To put himself in the discussion for the U.S.’s 23-man squad for Brazil, Agudelo says, “I need to keep myself healthy, get consistent playing time almost every weekend playing 90 minutes, get a starting spot on Utrecht, help them move up the table and score goals. Just doing what a player in my position should do, whether it’s assists or holding the ball up. I believe there will be people watching games, so I just need to play my game.”
If that happens, Agudelo think it will also increase his chances of landing a U.K. work permit, too.

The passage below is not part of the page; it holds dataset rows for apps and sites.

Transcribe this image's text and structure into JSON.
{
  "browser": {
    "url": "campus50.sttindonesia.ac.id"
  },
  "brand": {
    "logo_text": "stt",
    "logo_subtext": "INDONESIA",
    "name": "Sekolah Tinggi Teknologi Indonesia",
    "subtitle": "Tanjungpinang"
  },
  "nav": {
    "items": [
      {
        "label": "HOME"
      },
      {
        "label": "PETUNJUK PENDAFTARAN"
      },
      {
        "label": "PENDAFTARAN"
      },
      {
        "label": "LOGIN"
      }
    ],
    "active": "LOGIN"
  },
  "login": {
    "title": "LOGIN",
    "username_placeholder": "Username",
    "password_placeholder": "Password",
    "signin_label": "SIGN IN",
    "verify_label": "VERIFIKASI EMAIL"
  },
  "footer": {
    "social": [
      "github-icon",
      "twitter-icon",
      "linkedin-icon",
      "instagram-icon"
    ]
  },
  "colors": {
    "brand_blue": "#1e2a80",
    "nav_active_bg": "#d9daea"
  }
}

At a time when several players in the national team pool are returning to MLS from Europe — think Michael Bradley, Clint Dempsey and Clarence Goodson — Agudelo is one player making the more traditional move from MLS to Europe. That may help him with U.S. coach Jurgen Klinsmann, who has proclaimed his desire for U.S. players to be challenging themselves at the highest level possible. Agudelo said he had an offer to stay in MLS with New England, but “it wasn’t flattering,” as he puts it.
As for Stoke’s offer? “I was extremely flattered by that,” Agudelo says. He spoke to a number of people before deciding on Utrecht for the loan, including Klinsmann and U.S. forward Jozy Altidore, who played in Holland for AZ Alkmaar.
“We had dinner about a week ago in London,” Agudelo says. “He told me how great a league it is for strikers and talked to me about some teams that would be good for me and push me to become a better player. He said, ‘Look, no matter where you go, if you go to Holland you’ll get chances to score.’”
Chances to score. It’s all Agudelo can ask for as he starts the next phase of his career in Europe.